How can music therapy support men at a specialist treatment unit in a prison setting in Aotearoa New Zealand?

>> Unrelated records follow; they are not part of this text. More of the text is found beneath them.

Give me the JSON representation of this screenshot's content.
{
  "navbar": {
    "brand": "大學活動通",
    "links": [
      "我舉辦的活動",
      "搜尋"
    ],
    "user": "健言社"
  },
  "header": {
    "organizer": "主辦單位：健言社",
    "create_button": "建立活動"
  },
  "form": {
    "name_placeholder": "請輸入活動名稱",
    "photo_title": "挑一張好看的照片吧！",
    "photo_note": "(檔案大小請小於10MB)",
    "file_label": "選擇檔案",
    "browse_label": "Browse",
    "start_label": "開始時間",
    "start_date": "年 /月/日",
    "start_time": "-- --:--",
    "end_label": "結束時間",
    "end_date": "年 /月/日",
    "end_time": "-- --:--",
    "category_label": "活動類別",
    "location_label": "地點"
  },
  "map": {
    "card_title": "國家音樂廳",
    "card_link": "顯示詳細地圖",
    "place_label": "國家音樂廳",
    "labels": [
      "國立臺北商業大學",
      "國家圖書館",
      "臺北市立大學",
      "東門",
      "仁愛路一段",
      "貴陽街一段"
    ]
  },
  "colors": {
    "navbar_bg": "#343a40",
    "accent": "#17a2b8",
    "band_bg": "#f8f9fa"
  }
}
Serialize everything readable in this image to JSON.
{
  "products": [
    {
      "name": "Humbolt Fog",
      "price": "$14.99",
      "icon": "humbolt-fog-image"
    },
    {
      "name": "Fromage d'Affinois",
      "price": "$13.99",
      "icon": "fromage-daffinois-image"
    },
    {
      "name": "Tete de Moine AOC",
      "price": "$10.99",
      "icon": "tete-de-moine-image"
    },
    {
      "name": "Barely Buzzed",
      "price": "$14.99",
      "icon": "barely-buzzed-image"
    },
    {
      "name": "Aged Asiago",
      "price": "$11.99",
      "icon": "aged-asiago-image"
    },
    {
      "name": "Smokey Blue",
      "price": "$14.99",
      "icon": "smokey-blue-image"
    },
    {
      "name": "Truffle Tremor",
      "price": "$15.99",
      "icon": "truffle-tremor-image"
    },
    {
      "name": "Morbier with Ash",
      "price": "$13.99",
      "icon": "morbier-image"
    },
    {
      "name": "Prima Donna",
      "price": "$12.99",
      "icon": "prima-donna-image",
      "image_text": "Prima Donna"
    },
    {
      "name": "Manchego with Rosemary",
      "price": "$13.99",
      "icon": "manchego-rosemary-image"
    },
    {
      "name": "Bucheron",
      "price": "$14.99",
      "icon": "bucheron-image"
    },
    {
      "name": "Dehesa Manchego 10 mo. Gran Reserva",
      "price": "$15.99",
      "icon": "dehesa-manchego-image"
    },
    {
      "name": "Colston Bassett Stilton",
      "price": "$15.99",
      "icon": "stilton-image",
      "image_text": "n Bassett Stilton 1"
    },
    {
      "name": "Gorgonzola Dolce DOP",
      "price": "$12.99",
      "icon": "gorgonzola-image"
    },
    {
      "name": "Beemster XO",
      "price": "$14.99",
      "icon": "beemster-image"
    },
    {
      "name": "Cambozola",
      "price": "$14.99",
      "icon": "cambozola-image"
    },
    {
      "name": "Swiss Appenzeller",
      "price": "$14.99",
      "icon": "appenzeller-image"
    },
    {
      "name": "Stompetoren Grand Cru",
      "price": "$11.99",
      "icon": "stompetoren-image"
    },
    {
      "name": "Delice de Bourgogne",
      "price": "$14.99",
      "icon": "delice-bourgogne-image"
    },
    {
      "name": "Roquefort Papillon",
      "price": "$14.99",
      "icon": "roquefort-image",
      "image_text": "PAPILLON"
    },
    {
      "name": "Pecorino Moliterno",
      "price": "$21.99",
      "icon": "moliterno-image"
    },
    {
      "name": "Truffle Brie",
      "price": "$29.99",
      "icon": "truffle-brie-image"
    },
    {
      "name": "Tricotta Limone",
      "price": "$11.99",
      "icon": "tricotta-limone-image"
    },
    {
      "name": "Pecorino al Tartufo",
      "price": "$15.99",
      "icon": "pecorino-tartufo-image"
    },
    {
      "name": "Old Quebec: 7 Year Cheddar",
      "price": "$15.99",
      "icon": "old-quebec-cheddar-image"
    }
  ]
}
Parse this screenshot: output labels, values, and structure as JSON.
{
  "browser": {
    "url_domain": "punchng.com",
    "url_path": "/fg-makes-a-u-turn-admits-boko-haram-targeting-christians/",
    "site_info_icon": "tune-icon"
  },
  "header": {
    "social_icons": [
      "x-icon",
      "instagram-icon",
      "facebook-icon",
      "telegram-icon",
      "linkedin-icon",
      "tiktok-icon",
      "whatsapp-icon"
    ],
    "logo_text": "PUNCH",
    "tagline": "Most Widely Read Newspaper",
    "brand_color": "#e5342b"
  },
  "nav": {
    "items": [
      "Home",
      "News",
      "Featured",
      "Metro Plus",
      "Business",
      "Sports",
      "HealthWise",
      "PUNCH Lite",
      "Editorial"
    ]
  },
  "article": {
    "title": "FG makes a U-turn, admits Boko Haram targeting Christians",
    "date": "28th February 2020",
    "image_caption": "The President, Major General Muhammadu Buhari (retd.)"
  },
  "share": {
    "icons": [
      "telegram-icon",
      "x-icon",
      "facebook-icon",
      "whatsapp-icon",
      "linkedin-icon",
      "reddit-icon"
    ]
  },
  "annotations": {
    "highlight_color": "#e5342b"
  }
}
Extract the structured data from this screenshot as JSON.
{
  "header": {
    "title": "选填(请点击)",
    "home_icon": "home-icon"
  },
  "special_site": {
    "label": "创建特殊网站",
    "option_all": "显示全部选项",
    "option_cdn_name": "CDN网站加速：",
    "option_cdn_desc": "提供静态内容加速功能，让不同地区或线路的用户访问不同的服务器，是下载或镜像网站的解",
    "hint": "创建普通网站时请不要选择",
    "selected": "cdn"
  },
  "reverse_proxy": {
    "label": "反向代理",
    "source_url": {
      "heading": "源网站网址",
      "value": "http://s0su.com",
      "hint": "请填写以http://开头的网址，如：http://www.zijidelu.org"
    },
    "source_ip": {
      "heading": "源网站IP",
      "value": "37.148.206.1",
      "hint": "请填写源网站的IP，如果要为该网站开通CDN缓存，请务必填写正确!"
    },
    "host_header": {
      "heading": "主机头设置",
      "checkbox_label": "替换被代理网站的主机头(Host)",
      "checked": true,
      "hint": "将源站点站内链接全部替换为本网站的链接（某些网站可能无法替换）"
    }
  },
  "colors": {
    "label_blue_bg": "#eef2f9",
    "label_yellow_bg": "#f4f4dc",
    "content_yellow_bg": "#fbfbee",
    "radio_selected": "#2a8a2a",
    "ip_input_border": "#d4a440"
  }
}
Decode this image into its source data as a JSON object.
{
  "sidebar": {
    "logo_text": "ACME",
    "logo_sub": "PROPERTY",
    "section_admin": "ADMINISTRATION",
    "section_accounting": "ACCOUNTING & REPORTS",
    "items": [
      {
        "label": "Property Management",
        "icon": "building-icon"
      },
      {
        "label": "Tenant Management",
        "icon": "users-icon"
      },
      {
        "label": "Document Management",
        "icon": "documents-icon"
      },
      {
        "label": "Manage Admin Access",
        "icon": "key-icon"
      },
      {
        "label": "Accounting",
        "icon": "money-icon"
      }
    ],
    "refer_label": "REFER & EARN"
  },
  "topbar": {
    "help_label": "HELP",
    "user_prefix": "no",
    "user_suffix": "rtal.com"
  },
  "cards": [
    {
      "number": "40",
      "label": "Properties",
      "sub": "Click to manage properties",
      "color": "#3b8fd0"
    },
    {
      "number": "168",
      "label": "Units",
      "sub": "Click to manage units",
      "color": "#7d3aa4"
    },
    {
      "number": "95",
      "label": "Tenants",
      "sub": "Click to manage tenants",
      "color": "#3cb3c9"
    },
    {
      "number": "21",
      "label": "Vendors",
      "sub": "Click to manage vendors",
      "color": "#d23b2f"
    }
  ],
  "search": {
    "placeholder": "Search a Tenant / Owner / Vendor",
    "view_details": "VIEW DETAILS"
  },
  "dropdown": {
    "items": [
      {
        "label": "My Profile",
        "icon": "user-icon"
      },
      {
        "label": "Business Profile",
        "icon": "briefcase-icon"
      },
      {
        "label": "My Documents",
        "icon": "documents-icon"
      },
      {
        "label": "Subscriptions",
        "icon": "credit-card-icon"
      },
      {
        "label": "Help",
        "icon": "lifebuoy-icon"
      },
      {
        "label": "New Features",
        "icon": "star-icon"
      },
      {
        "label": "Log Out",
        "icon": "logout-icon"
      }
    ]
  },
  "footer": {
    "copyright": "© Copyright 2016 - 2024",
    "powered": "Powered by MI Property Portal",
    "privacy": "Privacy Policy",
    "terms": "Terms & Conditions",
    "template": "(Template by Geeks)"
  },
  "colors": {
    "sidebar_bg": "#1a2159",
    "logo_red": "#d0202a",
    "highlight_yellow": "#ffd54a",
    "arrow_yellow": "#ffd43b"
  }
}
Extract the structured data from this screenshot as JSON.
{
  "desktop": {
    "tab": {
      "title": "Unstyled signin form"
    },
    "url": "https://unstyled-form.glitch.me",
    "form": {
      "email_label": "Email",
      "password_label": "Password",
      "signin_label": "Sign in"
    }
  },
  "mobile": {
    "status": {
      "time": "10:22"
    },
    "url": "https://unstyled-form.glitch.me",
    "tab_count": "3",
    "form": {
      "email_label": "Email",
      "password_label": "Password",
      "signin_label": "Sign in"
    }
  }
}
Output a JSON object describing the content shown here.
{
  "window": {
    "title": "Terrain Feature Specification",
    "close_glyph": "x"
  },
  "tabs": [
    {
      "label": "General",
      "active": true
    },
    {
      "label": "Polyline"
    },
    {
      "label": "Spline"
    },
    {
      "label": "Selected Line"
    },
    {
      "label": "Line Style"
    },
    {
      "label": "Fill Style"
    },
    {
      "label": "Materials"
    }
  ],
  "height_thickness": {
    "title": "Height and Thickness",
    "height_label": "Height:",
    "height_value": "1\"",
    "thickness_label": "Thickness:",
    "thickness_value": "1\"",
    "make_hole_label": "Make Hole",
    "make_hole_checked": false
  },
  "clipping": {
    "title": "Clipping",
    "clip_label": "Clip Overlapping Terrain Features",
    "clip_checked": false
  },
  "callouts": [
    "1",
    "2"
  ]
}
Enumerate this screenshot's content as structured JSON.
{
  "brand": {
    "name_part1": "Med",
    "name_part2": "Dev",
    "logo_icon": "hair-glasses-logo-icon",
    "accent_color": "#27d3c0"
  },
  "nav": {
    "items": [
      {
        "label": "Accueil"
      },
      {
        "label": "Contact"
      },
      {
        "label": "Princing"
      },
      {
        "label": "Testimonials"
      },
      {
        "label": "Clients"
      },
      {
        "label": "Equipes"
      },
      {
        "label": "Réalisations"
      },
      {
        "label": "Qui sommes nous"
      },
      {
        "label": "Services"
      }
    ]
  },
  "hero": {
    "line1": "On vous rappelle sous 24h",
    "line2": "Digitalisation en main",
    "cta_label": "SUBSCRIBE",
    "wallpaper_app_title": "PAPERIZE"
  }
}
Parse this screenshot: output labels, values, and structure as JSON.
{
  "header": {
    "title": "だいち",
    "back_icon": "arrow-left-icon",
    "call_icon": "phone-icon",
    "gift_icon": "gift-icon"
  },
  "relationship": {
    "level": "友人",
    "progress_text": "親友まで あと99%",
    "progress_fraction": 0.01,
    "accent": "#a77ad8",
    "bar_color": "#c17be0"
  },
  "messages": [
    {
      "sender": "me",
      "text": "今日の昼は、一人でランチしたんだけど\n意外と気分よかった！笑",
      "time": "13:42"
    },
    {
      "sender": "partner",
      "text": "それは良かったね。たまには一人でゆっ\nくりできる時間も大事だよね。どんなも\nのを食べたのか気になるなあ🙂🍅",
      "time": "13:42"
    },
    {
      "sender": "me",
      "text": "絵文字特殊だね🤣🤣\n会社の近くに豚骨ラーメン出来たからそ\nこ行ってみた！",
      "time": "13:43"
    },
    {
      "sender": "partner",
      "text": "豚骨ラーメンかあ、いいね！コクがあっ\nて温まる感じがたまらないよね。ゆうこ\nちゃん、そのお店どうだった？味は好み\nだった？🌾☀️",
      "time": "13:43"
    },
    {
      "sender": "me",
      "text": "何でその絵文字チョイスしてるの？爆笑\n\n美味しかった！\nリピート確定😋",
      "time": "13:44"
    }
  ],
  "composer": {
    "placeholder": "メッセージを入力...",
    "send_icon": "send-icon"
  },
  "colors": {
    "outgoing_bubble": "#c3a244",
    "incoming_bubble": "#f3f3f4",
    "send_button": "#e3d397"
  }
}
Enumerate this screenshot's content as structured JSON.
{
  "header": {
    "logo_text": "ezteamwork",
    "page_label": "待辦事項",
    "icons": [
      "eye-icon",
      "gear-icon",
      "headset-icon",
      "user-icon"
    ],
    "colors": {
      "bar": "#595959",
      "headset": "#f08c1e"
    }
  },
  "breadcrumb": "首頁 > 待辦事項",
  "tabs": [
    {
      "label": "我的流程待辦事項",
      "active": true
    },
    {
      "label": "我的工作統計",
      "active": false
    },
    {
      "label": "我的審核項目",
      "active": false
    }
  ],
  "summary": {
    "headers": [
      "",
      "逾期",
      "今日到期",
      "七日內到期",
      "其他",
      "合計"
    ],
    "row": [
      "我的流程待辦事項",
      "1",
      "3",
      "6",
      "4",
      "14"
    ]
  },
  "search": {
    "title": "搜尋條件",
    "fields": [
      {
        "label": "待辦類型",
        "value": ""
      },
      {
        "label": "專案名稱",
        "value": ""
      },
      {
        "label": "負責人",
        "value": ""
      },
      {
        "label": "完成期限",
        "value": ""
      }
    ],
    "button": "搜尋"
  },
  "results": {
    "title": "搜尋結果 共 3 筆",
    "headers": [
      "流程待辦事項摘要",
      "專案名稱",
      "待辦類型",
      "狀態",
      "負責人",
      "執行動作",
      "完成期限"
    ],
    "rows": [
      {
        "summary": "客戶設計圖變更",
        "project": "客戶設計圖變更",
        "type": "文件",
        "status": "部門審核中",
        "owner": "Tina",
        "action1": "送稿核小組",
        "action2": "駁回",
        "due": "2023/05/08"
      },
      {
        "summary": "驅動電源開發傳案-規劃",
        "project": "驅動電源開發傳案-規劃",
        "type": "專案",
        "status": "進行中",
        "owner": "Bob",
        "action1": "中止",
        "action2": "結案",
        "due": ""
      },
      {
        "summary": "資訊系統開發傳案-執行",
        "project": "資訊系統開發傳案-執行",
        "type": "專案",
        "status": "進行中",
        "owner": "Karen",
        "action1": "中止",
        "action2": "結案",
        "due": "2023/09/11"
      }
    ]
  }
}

This study aimed to explore how the use of music therapy can support prisoners in a specialist treatment unit at a prison in Aotearoa New Zealand. The research was initially designed using action research methodology to evaluate how I, a music therapy student, can support men at a special treatment unit in a prison setting in Aotearoa New Zealand. Seven weeks into my placement a rapidly escalating response to the Covid-19 global pandemic put my placement on hold indefinitely. In response to the challenges of not being able to attend placement, the research framework was changed to exploratory research. My question evolved into a theoretical exploratory study seeking to find out how music therapy can provide support in prisons. Documentation of music therapy is scarce in the New Zealand context; thus, the exploration was guided by a broad international literature search. Thematic analysis was used to develop themes about the reviewed literature and from reflective data identified in my clinical journal. The findings provide a broad scope of understanding of how music therapy is used in prisons and three main themes were identified in the analysis. These were: the ecologies of music in prisons, practicing self-care, and awareness of theory in developing specific aims and goals. The results show that music can support prison populations in various ways depending on which context takes place; from an musicological viewpoint music facilitates the expression of cultural spheres, whereas from a medical standpoint, therapeutic approaches to music therapy provide effective rehabilitation and treatment for psychological ailments. Ample theoretical, clinical, and cultural preparation should be taken into account by therapists before embarking on any work into the prison environment.